With the pictures left out, output the records below exactly.

(Data items)
^^^^
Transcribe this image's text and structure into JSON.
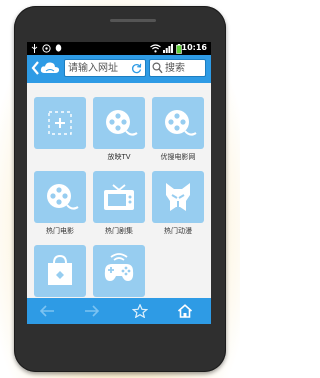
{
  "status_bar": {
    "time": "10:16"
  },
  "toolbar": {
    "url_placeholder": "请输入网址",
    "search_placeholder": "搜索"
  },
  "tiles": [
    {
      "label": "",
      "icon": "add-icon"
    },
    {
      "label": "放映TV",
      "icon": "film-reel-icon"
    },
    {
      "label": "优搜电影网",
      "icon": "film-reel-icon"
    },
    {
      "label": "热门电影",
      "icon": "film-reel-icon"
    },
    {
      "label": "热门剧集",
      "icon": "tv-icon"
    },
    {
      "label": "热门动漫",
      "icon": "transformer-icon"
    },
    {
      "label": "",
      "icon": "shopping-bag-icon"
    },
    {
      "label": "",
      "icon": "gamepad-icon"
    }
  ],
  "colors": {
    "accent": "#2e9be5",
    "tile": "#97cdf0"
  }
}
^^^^
**Response area:**
Transcribe this image's text and structure into JSON.
{
  "status_bar": {
    "time": "10:16"
  },
  "toolbar": {
    "url_placeholder": "请输入网址",
    "search_placeholder": "搜索"
  },
  "tiles": [
    {
      "label": "",
      "icon": "add-icon"
    },
    {
      "label": "放映TV",
      "icon": "film-reel-icon"
    },
    {
      "label": "优搜电影网",
      "icon": "film-reel-icon"
    },
    {
      "label": "热门电影",
      "icon": "film-reel-icon"
    },
    {
      "label": "热门剧集",
      "icon": "tv-icon"
    },
    {
      "label": "热门动漫",
      "icon": "transformer-icon"
    },
    {
      "label": "",
      "icon": "shopping-bag-icon"
    },
    {
      "label": "",
      "icon": "gamepad-icon"
    }
  ],
  "colors": {
    "accent": "#2e9be5",
    "tile": "#97cdf0"
  }
}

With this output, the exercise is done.